BIBLE READING: Luke 24: 13-35
We don't really know that there was a maid in the kitchen at Emmaus. Luke doesn't mention her in his post-resurrection dinner story. But there is in the artist Diego Vaelazquez's imagination. By the time that Cleopas and his unnamed companion had walked with Jesus the several kilometres from Jerusalem to Emmaus, the evening had descended upon them. When Jesus acted as if he would continue walking, they begged him, "stay with us, for the day is almost over." And so their dinner at Emmaus. During the day they hadn't recognised Jesus, but at dinner "their eyes were opened" and they understood what had happened. They immediately returned to Jerusalem and told "how Jesus was revealed to them when he broke the bread. It is true! The Lord has risen!"
While modern scholars are uncertain whether Cleopas companion was a man or a woman – in Spain in the early 1600's his companion was automatically presumed to be a man. It was also presumed that the men would not have cooked their own meal and served themselves. And so there had to be a woman behind the scenes. Which is where we discover the genius of Velázquez.
Velázquez painted two versions of "La mulata” or “The Kitchen Maid". It's the earliest known work by him, painted when he was about eighteen. The copy in the Art Institute of Chicago shows only the mullato maid. And for many decades the version in the National Gallery of Ireland in Dublin also showed only the servant girl. But when the Dublin painting was cleaned in 1933, it revealed Jesus and the two men in the distant background of the upper left corner. Clearly, the Dublin version was the dinner at Emmaus.
The main figure and visual centre point in both paintings is the kitchen maid in the foreground. Jesus and the men are relegated to a back room in the background. We see them only through a window-like opening. Velázquez depicts the maid as a mullato, the offspring of a Spanish Christian and an African Muslim. The Spanish of this time regarded the Moors (African Muslims) with disgust. They considered them lazy, subhumans. The subject of this painting, then, is a person marginalised at every level — by her race, religion, gender, and class. While the men speak of spiritual matters in the back, she's hard at work in the kitchen.
The woman is badly distracted. In her left hand she holds a ceramic jug of wine. She's glancing over her right shoulder, listening carefully to the back room conversation. She bends over to support herself. The stunned expression on her face indicates that her eavesdropping has confirmed her suspicion.

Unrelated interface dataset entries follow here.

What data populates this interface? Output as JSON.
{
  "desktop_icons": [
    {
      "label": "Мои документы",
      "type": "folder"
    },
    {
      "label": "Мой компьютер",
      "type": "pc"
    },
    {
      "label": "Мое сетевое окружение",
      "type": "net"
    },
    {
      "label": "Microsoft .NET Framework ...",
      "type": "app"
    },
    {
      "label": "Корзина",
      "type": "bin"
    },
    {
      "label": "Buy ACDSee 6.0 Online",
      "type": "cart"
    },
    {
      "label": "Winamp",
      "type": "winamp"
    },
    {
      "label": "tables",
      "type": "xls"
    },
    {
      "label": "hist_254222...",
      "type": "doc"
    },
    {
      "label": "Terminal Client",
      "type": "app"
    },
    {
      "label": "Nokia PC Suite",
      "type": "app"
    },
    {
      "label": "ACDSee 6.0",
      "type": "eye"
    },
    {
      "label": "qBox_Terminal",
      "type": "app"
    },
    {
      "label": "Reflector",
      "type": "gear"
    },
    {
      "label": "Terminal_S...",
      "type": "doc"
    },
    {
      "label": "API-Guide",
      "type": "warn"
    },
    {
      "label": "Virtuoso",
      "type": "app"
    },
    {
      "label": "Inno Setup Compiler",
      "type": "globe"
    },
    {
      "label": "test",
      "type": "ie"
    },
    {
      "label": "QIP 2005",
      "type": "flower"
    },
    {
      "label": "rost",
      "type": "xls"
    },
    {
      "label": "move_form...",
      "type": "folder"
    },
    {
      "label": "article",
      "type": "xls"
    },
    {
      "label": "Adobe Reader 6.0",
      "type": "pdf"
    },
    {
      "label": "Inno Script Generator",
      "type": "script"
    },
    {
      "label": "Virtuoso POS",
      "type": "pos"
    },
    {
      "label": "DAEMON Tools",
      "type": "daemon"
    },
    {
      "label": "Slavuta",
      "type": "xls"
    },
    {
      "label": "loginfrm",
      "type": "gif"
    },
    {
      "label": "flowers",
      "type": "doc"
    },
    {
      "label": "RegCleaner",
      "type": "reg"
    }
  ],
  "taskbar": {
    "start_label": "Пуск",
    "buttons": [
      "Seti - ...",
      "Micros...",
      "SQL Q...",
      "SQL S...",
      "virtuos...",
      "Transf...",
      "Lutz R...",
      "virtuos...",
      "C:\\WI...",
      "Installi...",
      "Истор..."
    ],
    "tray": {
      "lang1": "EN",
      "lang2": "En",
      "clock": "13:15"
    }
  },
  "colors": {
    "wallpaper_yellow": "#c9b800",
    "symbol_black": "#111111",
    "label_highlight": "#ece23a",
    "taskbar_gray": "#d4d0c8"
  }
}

She's in a state of shock at having recognised the man she's serving. The men might have been blind to the identity of Jesus even when he was with them as they walked home from Jerusalem, but the Moorish maid recognised the risen Christ while working in the kitchen.
Ther is a poem about this painting by Denise Levertov called - The Servant-Girl at Emmaus (A Painting by Velázquez). We know from a note of hers that she had seen the painting in Ireland. It's what's called an exphrasis - a literary description that reflects on a work of art. Levertov's poem is a meditation on Velázquez's painting.
listens, listens, holding
her breath. Surely that voice
is his - the one who had looked at her, once, across the crowd,
as no one ever had looked?
Had seen her? Had spoken as if to her?
Surely those hands were his,
taking the platter of bread from hers just now?
Hands he'd laid on the dying and made them well?
Surely that face — ?
The man they'd crucified for sedition and blasphemy.
The man whose body disappeared from its tomb.
The man it was rumoured now some women had seen this morning, alive?
Those who had brought this stranger home to their table
don't recognize yet with whom they sit.
But she in the kitchen, absently touching the wine jug she's to take in,
a young Black servant intently listening,
swings round and sees
the light around him
and is sure.
Like Velázquez's painting, Levertov's poem focuses not on Jesus or his companions but on the maid. She's having an interior conversation with herself. As she listens to the men in the back room, she realises that she's encountered Jesus before. At first it's his voice, then his gaze, his healing hands that now took the bread from her, and finally his face. The repetition of "surely" three times indicates her shocking realisation that this is Jesus risen from the dead.
Luke's story is often used in the context of Holy Communion. Luke 24:30 says that Jesus "took bread, gave thanks, broke it, and began to give it to them." It was precisely when Jesus "broke the bread" that "their eyes were opened" (24:31), a detail that Luke repeats a second time: "Then the two told [the other disciples] what had happened on the way, and how they recognised Jesus when he broke the bread" (24:35 ).
There's also a third painting by Velázquez, "The Supper at Emmaus," now in the Metropolitan Museum of Art in New York. It's very conventional. It depicts only Jesus, Cleopas, and his companion, at the moment when they recognise the risen Lord in the breaking of the bread.
It seems such a dull picture when compared with his earlier painting. In his earlier paintings, the maid serves the bread, she doesn't take the bread. She's an observer and not a participant, a mullato outsider rather than a Spanish insider.
But it was the men who didn't believe the resurrection report of the women, and who were blind to the Christ who was right in front of them, whereas it was an African Muslim kitchen maid who testified first to the resurrected Lord.
Acknowledgement: Dan Clendenin